Information supplied START

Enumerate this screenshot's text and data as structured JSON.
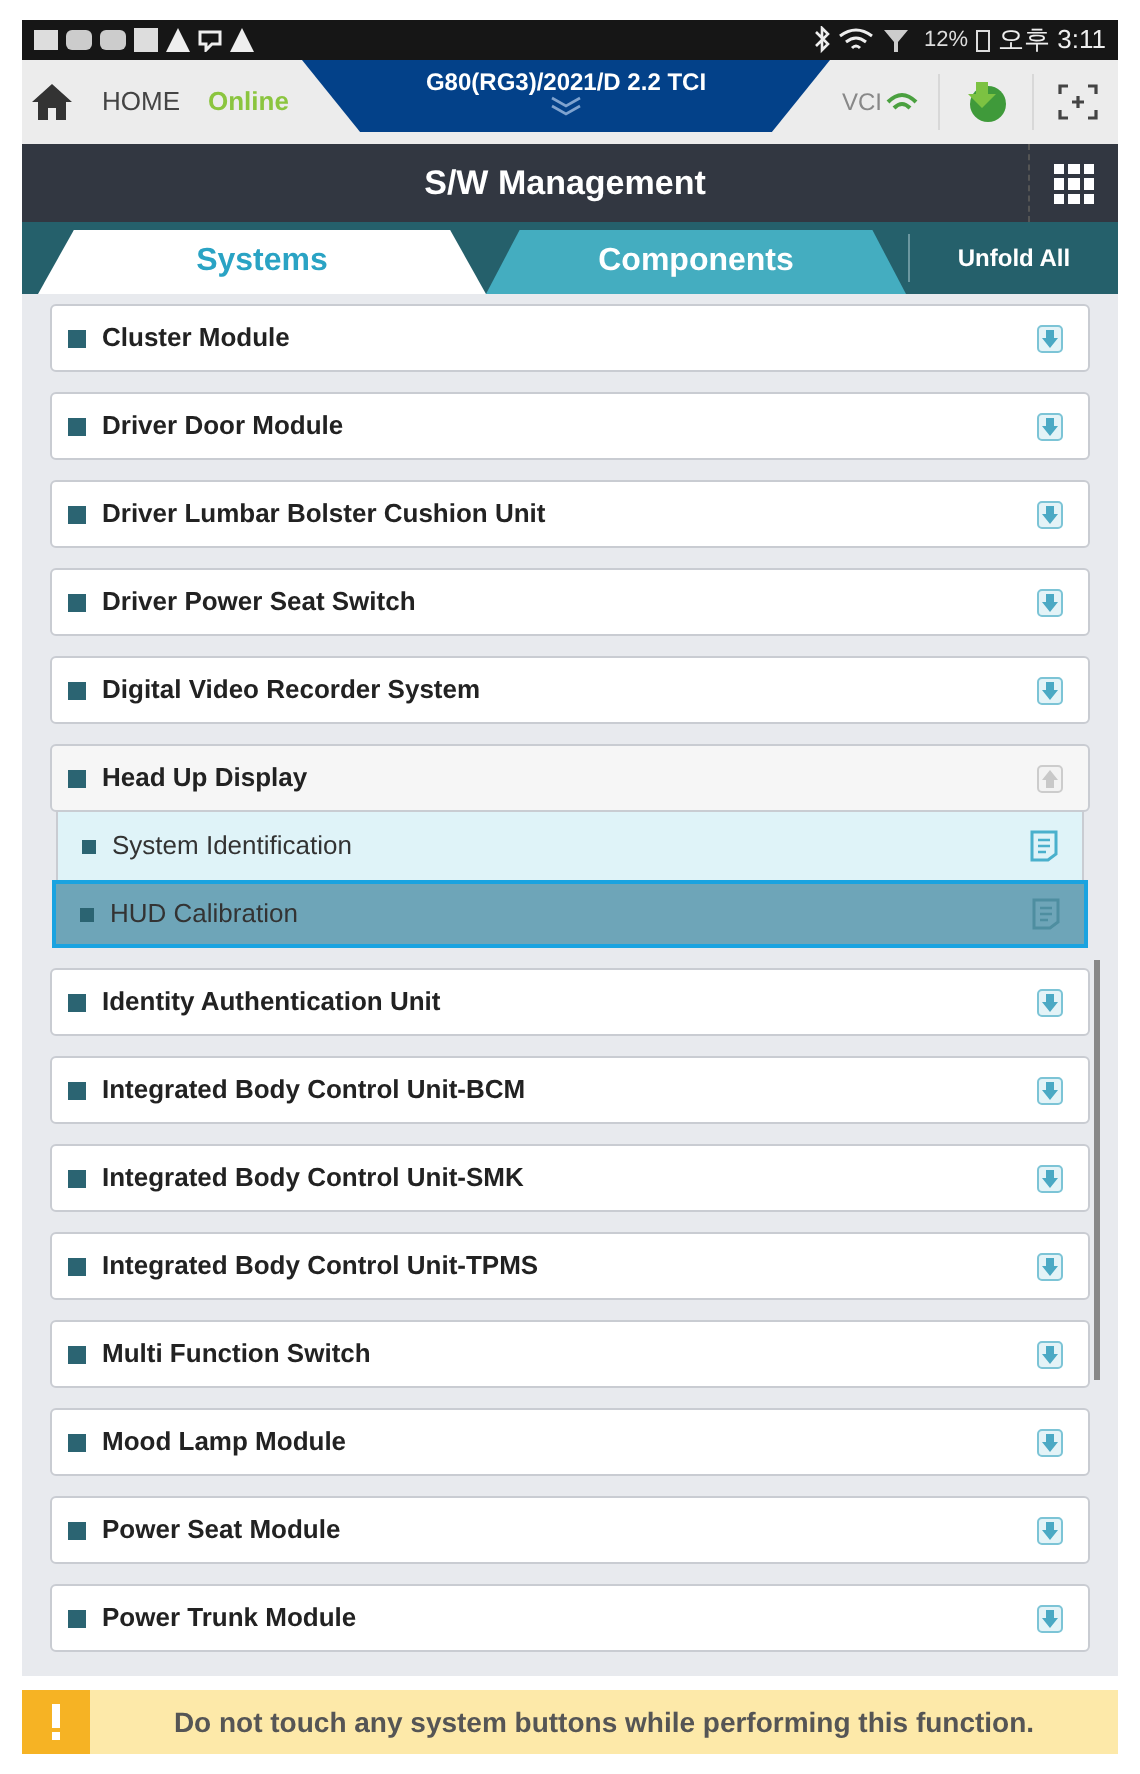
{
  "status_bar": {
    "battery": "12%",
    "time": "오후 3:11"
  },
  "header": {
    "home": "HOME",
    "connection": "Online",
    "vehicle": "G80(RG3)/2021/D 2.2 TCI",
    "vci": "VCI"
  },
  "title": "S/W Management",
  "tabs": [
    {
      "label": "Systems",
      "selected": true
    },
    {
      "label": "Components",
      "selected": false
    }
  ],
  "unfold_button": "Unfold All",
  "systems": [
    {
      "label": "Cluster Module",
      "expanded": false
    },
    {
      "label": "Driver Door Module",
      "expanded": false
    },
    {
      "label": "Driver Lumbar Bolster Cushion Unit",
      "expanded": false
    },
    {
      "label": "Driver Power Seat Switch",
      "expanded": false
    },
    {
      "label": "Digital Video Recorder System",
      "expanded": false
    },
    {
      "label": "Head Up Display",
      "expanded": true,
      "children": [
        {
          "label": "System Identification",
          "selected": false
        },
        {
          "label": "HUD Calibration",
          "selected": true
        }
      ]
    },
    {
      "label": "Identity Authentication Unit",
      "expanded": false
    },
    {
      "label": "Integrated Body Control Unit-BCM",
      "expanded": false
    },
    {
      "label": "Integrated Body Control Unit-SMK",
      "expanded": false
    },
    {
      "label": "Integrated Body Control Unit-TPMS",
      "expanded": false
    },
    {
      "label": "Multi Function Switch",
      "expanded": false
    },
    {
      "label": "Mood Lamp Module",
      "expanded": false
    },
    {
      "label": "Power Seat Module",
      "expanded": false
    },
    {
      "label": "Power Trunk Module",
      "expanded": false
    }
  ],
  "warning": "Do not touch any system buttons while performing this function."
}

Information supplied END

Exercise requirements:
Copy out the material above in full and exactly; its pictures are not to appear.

Task response:
Enumerate this screenshot's text and data as structured JSON.
{
  "status_bar": {
    "battery": "12%",
    "time": "오후 3:11"
  },
  "header": {
    "home": "HOME",
    "connection": "Online",
    "vehicle": "G80(RG3)/2021/D 2.2 TCI",
    "vci": "VCI"
  },
  "title": "S/W Management",
  "tabs": [
    {
      "label": "Systems",
      "selected": true
    },
    {
      "label": "Components",
      "selected": false
    }
  ],
  "unfold_button": "Unfold All",
  "systems": [
    {
      "label": "Cluster Module",
      "expanded": false
    },
    {
      "label": "Driver Door Module",
      "expanded": false
    },
    {
      "label": "Driver Lumbar Bolster Cushion Unit",
      "expanded": false
    },
    {
      "label": "Driver Power Seat Switch",
      "expanded": false
    },
    {
      "label": "Digital Video Recorder System",
      "expanded": false
    },
    {
      "label": "Head Up Display",
      "expanded": true,
      "children": [
        {
          "label": "System Identification",
          "selected": false
        },
        {
          "label": "HUD Calibration",
          "selected": true
        }
      ]
    },
    {
      "label": "Identity Authentication Unit",
      "expanded": false
    },
    {
      "label": "Integrated Body Control Unit-BCM",
      "expanded": false
    },
    {
      "label": "Integrated Body Control Unit-SMK",
      "expanded": false
    },
    {
      "label": "Integrated Body Control Unit-TPMS",
      "expanded": false
    },
    {
      "label": "Multi Function Switch",
      "expanded": false
    },
    {
      "label": "Mood Lamp Module",
      "expanded": false
    },
    {
      "label": "Power Seat Module",
      "expanded": false
    },
    {
      "label": "Power Trunk Module",
      "expanded": false
    }
  ],
  "warning": "Do not touch any system buttons while performing this function."
}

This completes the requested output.